A microservice is the smallest unit of functionality in a system that can be scaled and deployed independently.
This software architecture allow teams to develop a system as a small units of services running on their own and communicating with each other through a lightweight mechanism like an API.
Microservices vs Monolithic
To better understand the microservices architecture let’s compare it with the classical monolithic approach.
I’m using WordPress to write this blog post and it’s a fantastic tool for this job but it’s a monolithic system that can reach it’s limits when the business requirements outreaches the borders of WordPress capabilities.
WordPress is one box of tools that contains everything from the database to the client-side interface to the server-side application all coupled to each other. In this case any change to the application requires a deployment to the whole system also when a failure occurs in the database this means that the client-side and server-side parts of the system are prone to errors.
All those limitations to the monolithic approach lead to the microservices architecture to be adopted within engineering teams.
Benefits of the Microservices architecture
Because the functionalities of the system are deployed independently with their own resources allocated to them, they can be scaled independently (horizontal scalability) on demand.
Going back to our WordPress example, in a microservice architecture, a failure in the database will not lead to complete system shutdown but rather only the part that is failing will go down. In this case an error in the server-side functionality will not affect the client-side application, maybe it will show an outdated results but it will continue to deliver back results to the user.
Using microservices architecture with event-sourcing enables auditability of the system, which is usually a requirement of most the financial services, because all the events of the system flows through a central event bus.
Decisions to make when designing a Microservices architecture
No shared databases
Microservices should own their own databases and not use each others databases. This approach allows loose coupling and avoids changes in the database that leads to failures in other microservices when sharing a database.
In the case of microservices that needs to share database of important informations, we should keep the informations in one database and rely on the database transactions to keep the data consistent.
The old approach for authenticating a microservice would be to verify the request against a database or an identity server.
A better approach would be to use the token based approach. Microservices can encompass calling a database, be a middleware against the data store or serve the UI to the user. Therefore authenticating the microservices in a distributed system is a crucial part in securing the microservices design.
Some common approaches to secure the communications between the microservices is to use the SSO (Single Sign-On) approach that allows the user or identity to gain access to multiple services or the JSON Web Tokens (JWT) approach that allows sharing multiple properties from a client to a microservice in a secure way. read more about the approaches in this article.
Handling microservices flow
We need to arrange the microservices workflow so that they can return the needed result to the user. Two approaches that are common are: 1. Drive flow from client or 2. Choreography.

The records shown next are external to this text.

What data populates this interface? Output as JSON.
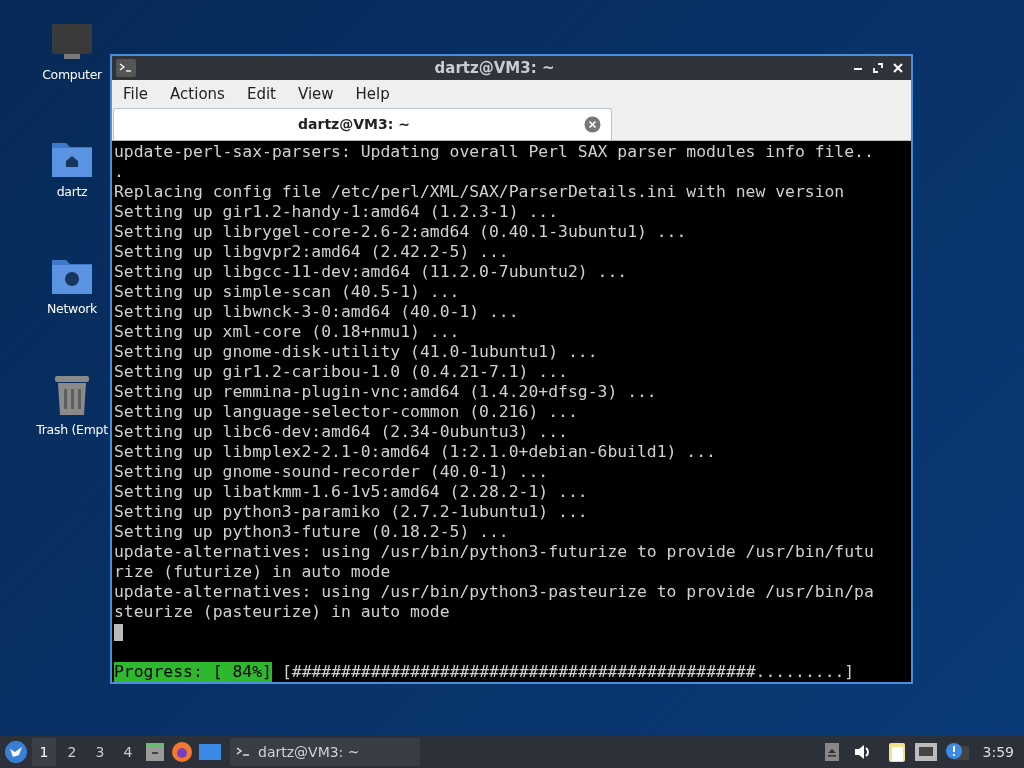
{
  "desktop_icons": [
    {
      "kind": "computer",
      "label": "Computer"
    },
    {
      "kind": "home",
      "label": "dartz"
    },
    {
      "kind": "network",
      "label": "Network"
    },
    {
      "kind": "trash",
      "label": "Trash (Empt"
    }
  ],
  "window": {
    "title": "dartz@VM3: ~",
    "menu": [
      "File",
      "Actions",
      "Edit",
      "View",
      "Help"
    ],
    "tabs": [
      {
        "label": "dartz@VM3: ~",
        "selected": true
      }
    ],
    "terminal": {
      "lines": [
        "update-perl-sax-parsers: Updating overall Perl SAX parser modules info file..",
        ".",
        "Replacing config file /etc/perl/XML/SAX/ParserDetails.ini with new version",
        "Setting up gir1.2-handy-1:amd64 (1.2.3-1) ...",
        "Setting up librygel-core-2.6-2:amd64 (0.40.1-3ubuntu1) ...",
        "Setting up libgvpr2:amd64 (2.42.2-5) ...",
        "Setting up libgcc-11-dev:amd64 (11.2.0-7ubuntu2) ...",
        "Setting up simple-scan (40.5-1) ...",
        "Setting up libwnck-3-0:amd64 (40.0-1) ...",
        "Setting up xml-core (0.18+nmu1) ...",
        "Setting up gnome-disk-utility (41.0-1ubuntu1) ...",
        "Setting up gir1.2-caribou-1.0 (0.4.21-7.1) ...",
        "Setting up remmina-plugin-vnc:amd64 (1.4.20+dfsg-3) ...",
        "Setting up language-selector-common (0.216) ...",
        "Setting up libc6-dev:amd64 (2.34-0ubuntu3) ...",
        "Setting up libmplex2-2.1-0:amd64 (1:2.1.0+debian-6build1) ...",
        "Setting up gnome-sound-recorder (40.0-1) ...",
        "Setting up libatkmm-1.6-1v5:amd64 (2.28.2-1) ...",
        "Setting up python3-paramiko (2.7.2-1ubuntu1) ...",
        "Setting up python3-future (0.18.2-5) ...",
        "update-alternatives: using /usr/bin/python3-futurize to provide /usr/bin/futu",
        "rize (futurize) in auto mode",
        "update-alternatives: using /usr/bin/python3-pasteurize to provide /usr/bin/pa",
        "steurize (pasteurize) in auto mode"
      ],
      "cursor": true,
      "progress": {
        "label": "Progress: [ 84%]",
        "bar": "[###############################################.........]"
      }
    }
  },
  "taskbar": {
    "workspaces": [
      {
        "label": "1",
        "selected": true
      },
      {
        "label": "2",
        "selected": false
      },
      {
        "label": "3",
        "selected": false
      },
      {
        "label": "4",
        "selected": false
      }
    ],
    "task": {
      "label": "dartz@VM3: ~"
    },
    "clock": "3:59"
  }
}
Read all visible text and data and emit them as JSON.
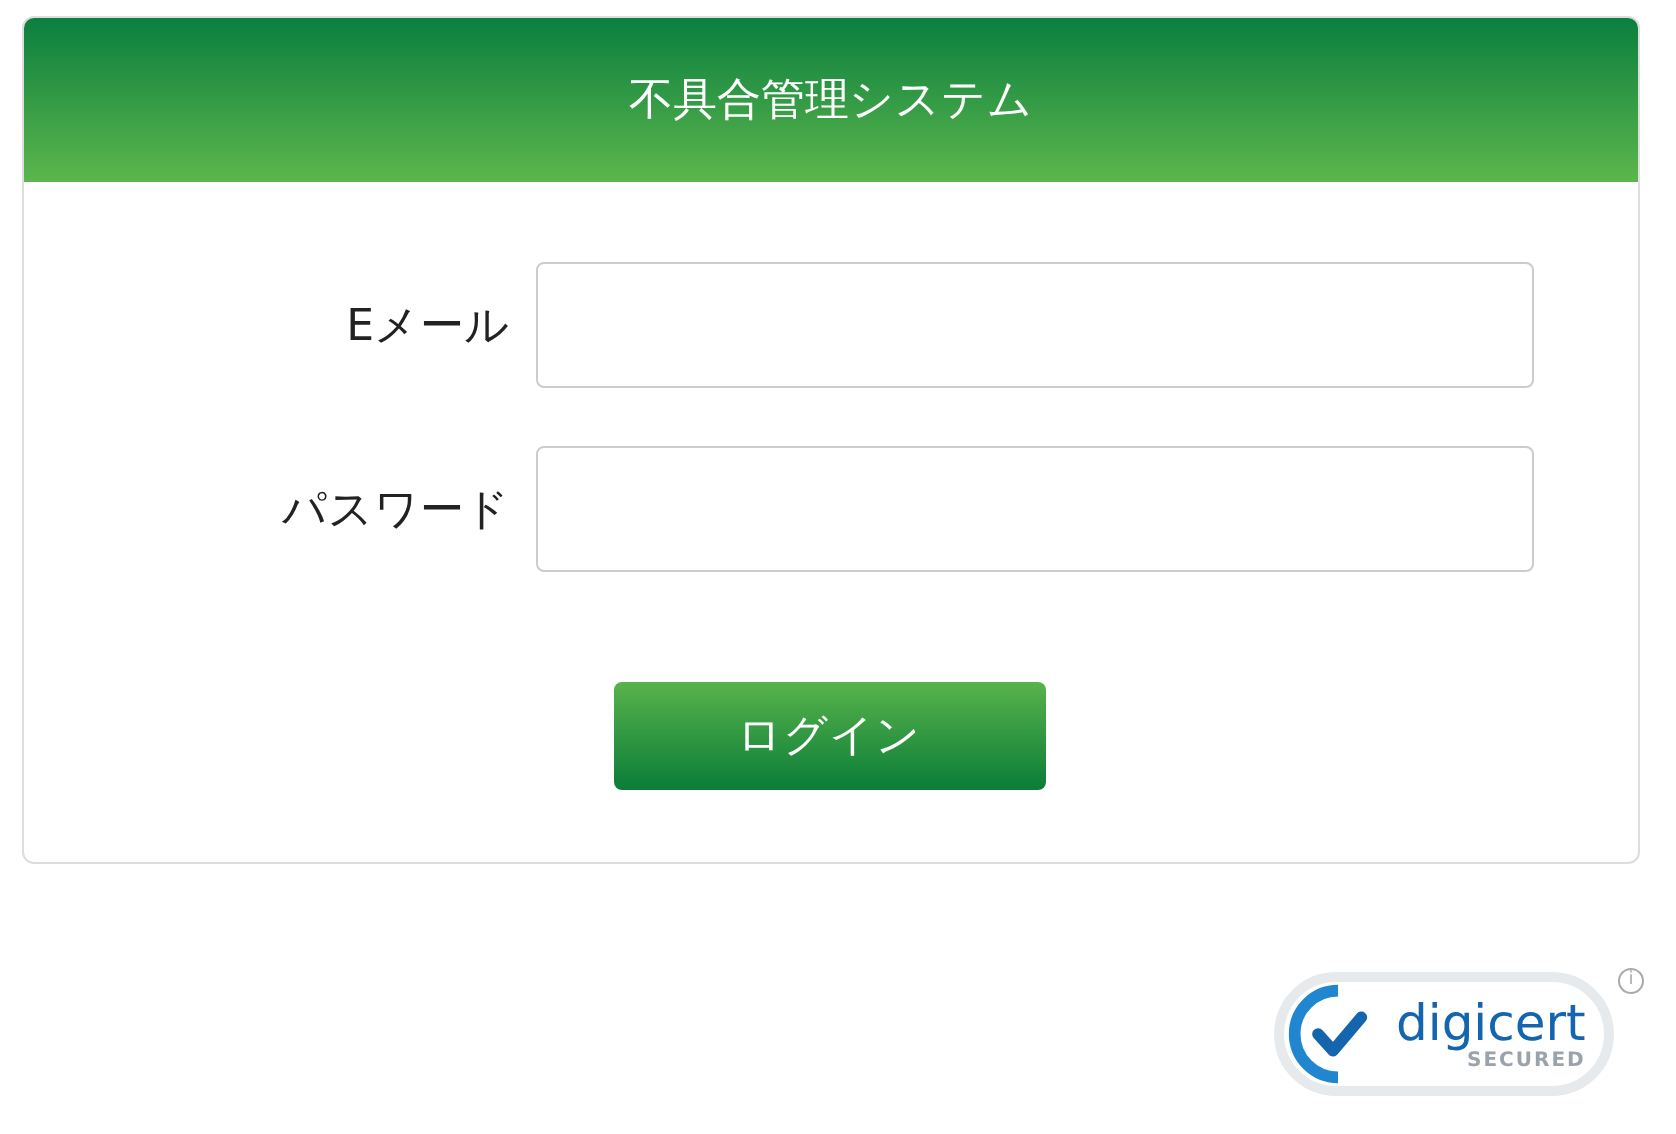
{
  "header": {
    "title": "不具合管理システム"
  },
  "fields": [
    {
      "label": "Eメール"
    },
    {
      "label": "パスワード"
    }
  ],
  "login_button": {
    "label": "ログイン"
  },
  "security_badge": {
    "brand": "digicert",
    "caption": "SECURED",
    "info": "i"
  }
}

Avoid microservices dependencies
Avoid designing the microservices in a coupled dependencies structure so tht you endup with a monolithic microservices. read more about dependency hell in this post.